Show, from the entries below, every line in which "kind" appears.
=== Section Start ===
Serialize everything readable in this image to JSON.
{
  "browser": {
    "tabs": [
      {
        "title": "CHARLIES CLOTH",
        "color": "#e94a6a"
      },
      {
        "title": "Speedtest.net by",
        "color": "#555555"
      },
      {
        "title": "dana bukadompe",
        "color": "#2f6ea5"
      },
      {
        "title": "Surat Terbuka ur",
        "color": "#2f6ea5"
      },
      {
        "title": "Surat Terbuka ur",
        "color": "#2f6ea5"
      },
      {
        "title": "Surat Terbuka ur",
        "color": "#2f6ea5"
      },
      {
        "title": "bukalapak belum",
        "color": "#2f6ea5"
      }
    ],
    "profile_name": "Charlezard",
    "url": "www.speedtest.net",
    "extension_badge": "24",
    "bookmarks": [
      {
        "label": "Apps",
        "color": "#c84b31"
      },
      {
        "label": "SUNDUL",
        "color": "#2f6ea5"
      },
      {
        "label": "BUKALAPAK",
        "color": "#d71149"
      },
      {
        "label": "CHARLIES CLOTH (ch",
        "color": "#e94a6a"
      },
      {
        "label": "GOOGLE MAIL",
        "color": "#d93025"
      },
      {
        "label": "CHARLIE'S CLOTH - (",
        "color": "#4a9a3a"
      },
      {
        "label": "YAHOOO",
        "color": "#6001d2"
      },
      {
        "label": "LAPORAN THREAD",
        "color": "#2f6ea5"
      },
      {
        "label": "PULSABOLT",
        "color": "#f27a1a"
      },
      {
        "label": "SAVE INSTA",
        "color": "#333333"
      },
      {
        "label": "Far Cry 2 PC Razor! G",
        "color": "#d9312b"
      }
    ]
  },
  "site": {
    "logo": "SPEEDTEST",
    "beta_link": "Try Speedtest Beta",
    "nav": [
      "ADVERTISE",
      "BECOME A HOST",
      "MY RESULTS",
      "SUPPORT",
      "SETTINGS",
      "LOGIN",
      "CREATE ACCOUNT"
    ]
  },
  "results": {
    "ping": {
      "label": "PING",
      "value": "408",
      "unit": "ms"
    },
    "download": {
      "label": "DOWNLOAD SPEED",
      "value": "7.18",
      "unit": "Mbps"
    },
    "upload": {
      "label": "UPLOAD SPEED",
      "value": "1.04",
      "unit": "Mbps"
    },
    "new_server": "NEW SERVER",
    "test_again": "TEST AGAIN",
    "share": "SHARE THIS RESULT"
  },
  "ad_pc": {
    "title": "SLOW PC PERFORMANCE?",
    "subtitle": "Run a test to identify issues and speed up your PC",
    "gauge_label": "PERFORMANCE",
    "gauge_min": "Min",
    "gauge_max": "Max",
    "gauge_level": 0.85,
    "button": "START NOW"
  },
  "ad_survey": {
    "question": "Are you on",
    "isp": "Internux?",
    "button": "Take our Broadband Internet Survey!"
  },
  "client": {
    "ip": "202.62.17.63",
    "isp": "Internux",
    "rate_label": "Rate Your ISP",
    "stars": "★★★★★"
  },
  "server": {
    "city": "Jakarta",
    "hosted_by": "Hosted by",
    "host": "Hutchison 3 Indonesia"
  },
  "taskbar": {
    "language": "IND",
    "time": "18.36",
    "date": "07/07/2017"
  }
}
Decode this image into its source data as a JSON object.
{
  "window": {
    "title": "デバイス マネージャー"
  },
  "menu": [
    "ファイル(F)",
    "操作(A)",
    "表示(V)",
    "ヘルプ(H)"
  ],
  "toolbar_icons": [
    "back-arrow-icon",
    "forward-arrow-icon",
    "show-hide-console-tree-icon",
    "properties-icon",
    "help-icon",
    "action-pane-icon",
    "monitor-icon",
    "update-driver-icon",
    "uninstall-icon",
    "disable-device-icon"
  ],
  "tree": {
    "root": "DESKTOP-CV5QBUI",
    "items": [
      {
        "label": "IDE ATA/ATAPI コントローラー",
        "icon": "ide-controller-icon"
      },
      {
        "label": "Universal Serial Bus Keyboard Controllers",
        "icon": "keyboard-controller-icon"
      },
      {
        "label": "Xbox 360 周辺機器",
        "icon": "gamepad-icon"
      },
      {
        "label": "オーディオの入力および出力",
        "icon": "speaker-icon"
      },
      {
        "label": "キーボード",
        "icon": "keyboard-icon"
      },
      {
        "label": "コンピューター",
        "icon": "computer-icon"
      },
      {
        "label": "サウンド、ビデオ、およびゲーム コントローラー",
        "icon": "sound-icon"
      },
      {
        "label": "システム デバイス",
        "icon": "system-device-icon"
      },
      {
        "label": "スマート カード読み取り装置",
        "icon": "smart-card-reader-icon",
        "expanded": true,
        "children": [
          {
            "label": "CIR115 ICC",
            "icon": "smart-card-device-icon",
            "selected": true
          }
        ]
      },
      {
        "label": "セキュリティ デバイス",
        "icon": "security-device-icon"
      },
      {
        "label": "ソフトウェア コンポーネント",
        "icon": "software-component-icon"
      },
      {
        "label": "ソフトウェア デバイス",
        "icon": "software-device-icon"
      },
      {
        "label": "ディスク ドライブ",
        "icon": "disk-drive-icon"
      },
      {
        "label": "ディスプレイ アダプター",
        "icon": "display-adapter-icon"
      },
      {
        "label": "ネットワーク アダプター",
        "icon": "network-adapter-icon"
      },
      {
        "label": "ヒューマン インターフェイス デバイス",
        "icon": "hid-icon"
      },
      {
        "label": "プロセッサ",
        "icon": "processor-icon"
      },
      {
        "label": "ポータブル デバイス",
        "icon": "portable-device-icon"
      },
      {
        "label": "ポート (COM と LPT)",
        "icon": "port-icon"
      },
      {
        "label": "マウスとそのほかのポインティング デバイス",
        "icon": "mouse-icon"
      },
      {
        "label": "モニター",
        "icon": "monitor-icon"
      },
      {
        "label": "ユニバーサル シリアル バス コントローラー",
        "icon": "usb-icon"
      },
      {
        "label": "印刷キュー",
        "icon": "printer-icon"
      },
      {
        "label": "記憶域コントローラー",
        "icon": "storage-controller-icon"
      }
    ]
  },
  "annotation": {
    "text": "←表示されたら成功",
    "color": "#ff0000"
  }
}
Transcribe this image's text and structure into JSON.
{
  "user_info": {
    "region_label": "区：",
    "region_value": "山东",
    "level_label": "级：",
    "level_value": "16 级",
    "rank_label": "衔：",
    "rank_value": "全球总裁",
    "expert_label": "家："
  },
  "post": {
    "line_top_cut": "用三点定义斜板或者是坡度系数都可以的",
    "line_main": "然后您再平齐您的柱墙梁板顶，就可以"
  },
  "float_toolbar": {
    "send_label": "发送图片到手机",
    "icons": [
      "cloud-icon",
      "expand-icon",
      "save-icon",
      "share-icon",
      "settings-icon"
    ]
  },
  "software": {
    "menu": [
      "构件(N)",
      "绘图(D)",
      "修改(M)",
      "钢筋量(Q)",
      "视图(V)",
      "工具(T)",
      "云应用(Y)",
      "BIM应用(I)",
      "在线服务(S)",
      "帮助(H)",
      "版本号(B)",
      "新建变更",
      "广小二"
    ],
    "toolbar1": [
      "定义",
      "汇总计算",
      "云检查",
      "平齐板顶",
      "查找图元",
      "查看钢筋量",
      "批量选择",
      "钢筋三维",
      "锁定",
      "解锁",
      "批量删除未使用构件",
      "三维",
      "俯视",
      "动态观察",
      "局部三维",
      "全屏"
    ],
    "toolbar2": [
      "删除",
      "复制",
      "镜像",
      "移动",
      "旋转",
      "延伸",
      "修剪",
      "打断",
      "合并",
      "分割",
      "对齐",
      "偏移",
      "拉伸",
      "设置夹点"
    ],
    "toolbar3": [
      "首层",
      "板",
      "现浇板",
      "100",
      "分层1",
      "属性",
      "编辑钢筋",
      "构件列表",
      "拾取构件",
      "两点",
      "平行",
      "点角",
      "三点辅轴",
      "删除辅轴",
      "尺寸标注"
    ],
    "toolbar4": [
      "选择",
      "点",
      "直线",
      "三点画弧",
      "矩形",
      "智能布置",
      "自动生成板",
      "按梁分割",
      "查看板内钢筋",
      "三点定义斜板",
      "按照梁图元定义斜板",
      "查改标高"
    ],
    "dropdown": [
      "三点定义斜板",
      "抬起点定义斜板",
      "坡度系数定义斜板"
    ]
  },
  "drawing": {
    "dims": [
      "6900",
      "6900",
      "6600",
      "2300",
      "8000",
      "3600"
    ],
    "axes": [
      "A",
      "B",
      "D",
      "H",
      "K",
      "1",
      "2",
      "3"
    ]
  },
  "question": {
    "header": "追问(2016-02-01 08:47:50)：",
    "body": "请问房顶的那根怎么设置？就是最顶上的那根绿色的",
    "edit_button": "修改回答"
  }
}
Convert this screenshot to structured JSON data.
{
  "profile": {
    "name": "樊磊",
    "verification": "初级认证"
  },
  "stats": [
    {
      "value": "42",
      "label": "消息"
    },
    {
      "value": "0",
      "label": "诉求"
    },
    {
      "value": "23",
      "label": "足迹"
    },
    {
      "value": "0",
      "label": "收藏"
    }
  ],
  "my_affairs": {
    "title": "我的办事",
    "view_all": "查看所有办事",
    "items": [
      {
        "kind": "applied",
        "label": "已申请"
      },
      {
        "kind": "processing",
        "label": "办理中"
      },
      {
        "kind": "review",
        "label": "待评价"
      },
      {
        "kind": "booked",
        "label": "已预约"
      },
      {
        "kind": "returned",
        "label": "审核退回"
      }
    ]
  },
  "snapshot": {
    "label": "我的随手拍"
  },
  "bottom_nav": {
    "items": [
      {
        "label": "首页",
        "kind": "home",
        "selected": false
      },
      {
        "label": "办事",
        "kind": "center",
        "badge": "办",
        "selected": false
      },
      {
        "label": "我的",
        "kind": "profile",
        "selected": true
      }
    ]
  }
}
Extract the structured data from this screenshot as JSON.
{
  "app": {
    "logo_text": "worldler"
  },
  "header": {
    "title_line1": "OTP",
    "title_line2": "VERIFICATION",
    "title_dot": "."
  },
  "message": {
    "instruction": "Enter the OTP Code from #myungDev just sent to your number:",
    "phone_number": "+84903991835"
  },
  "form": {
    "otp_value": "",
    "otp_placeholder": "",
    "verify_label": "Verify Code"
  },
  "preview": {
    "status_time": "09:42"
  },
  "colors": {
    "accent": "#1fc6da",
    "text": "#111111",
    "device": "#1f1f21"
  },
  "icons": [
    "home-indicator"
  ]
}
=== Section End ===
> TASK OUTPUT
        "kind": "applied",
        "kind": "processing",
        "kind": "review",
        "kind": "booked",
        "kind": "returned",
        "kind": "home",
        "kind": "center",
        "kind": "profile",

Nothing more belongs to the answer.